That trusty torch
at first as the light came without the sun but a short time later the sun began to rise above the distant mountains and I was treated to views across a shimmering Aegean sea. The small local fishing boats were heading out into the vast expanse of blue. They looked like miniature white dots in the distance.The sun had illuminated the town of Parga in the opposite direction, the scene of the previous evening's shenanigans. I stayed for a little while longer admiring the spectacular views but tiredness was setting in. I signed the guest book in the Chapel and then ran back through the olive groves and on to the hotel. I finally got to bed just before 8am and slept through till midday. Tracy was by the pool when I woke and I was grateful that she agreed to a pool day so I could deal with my latent hangover. The torch never let me down.
A solitary wild flower breaking through the trail.
The second run of the holiday involved running back from Lichnos back to the town of Parga. We had spent the day being lazy on the beach. Tracy decided to take the water taxi back around the mountain and I decided it was a good opportunity to run the five or so miles over the hill along the coast back through the olive groves to Parga. The scenery around the Epirus coast is spectacular, blue sea surrounds high mountains covered in olive groves. Wild flowers provide a sweet natural aroma which mixes well with the taste of the sticky heat. Nets lie extensively throughout the groves ready to catch the abundant crop which is harvested in October. The olives from the region are pressed and I am told the resulting olive oil heads mainly for the Italian market. It is an inspiring place to run. I'm a bit of a wimp running in foreign places. I had asked a waiter at lunch if there were any local hazards. He told me that snakes were prevalent in the olive groves but I was unlikely to encounter one if I kept to the mountain track. In any event he told me if bitten you would have "time to react". I though he meant time to fight with the snake but on further enquiry he meant time to get to hospital, phew...  
Olive grove on the hill

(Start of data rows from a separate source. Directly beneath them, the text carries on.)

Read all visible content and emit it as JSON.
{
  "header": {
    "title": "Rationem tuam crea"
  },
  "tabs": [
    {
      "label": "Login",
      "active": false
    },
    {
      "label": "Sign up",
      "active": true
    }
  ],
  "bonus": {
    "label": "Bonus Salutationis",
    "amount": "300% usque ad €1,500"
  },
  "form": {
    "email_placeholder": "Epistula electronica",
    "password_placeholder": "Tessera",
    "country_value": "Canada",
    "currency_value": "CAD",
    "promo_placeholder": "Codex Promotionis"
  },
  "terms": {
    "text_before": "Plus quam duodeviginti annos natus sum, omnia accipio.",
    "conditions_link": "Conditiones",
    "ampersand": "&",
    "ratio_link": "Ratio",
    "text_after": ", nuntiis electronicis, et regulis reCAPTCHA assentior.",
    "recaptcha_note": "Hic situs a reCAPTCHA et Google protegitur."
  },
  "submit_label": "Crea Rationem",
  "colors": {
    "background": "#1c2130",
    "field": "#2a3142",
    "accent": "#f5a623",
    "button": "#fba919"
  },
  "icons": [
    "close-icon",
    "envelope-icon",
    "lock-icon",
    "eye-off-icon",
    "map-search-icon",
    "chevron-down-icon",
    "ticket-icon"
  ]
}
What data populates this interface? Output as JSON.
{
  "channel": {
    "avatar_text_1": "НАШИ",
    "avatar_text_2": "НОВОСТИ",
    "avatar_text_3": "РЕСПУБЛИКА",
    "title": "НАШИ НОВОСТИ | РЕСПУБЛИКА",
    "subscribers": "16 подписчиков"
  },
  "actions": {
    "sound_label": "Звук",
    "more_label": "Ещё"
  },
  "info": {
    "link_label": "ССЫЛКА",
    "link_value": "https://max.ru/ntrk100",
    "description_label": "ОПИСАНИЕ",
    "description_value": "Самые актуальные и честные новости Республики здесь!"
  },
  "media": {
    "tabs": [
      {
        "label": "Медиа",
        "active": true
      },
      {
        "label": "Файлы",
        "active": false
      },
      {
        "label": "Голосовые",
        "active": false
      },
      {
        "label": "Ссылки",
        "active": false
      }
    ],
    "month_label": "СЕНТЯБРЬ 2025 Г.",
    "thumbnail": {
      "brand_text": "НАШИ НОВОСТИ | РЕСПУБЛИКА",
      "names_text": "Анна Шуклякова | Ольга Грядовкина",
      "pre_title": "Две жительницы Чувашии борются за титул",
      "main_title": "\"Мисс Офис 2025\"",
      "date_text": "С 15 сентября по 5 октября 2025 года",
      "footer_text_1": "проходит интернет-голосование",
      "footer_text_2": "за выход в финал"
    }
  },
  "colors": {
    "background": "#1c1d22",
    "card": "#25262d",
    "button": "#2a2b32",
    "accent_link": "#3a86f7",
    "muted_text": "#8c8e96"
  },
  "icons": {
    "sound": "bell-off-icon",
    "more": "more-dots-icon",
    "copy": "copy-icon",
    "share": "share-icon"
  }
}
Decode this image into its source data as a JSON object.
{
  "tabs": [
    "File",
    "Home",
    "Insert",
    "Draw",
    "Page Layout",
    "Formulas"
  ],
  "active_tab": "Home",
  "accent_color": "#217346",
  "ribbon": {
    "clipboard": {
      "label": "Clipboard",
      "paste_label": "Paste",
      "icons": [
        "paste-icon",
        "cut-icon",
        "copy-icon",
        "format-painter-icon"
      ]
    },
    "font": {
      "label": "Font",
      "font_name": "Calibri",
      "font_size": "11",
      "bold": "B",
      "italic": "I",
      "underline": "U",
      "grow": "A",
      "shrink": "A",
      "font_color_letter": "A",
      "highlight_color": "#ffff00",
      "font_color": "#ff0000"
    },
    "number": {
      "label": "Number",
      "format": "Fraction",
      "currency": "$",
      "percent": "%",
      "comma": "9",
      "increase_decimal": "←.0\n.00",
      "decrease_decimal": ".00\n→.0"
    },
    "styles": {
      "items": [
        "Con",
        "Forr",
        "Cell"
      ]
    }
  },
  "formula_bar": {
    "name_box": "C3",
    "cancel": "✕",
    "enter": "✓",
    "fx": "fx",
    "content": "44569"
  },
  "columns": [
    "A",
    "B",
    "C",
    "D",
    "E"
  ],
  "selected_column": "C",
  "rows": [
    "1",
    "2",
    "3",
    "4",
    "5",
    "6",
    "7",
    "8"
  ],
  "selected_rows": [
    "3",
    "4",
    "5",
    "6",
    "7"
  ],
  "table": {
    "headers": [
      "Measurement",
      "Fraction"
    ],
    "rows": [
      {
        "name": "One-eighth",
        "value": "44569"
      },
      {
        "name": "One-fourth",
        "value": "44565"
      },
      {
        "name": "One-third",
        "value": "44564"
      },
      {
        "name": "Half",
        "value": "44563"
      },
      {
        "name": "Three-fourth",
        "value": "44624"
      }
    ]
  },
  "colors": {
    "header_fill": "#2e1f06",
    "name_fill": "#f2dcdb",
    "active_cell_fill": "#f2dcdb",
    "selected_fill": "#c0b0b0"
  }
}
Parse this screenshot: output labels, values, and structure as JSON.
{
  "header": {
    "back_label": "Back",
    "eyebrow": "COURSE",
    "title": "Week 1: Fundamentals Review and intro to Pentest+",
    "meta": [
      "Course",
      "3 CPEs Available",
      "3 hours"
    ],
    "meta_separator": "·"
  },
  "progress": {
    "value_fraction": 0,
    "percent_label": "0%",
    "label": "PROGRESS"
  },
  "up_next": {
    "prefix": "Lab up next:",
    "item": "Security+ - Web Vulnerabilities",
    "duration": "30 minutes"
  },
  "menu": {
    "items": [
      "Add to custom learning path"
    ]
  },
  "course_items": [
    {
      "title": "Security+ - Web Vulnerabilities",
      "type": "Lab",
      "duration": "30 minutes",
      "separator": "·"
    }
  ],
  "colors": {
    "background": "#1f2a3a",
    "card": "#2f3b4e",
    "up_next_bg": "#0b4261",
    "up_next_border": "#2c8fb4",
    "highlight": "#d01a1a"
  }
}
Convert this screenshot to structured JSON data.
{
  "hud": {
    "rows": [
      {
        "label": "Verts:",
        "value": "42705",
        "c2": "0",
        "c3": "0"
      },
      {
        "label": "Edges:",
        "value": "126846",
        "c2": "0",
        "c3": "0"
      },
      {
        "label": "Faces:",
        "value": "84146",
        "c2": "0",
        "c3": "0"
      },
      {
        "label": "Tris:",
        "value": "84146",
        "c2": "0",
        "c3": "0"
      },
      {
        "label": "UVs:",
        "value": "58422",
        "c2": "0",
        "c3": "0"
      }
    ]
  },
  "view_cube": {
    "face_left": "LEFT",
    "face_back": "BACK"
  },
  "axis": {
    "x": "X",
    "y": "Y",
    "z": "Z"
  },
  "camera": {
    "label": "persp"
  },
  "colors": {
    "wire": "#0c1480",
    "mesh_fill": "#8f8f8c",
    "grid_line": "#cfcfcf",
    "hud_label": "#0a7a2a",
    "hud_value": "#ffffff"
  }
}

Tracy left on the water taxi I then started the ascent of the hill. I took two large bottles of iced water with me and drank the first whilst using the other to pour over my head. The initial climb reduced me to a walk but I managed to shuffle on again when I hit the olive groves. I ran happily along the track pausing to take a couple of photos along the way. The aromas of the foliage and the sight of wild flowers breaking through the trail were inspiring and it was great to be running such a beautiful place. I didn't pass any other people during the run and the sense of remoteness added to the pleasure. I arrived back in Parga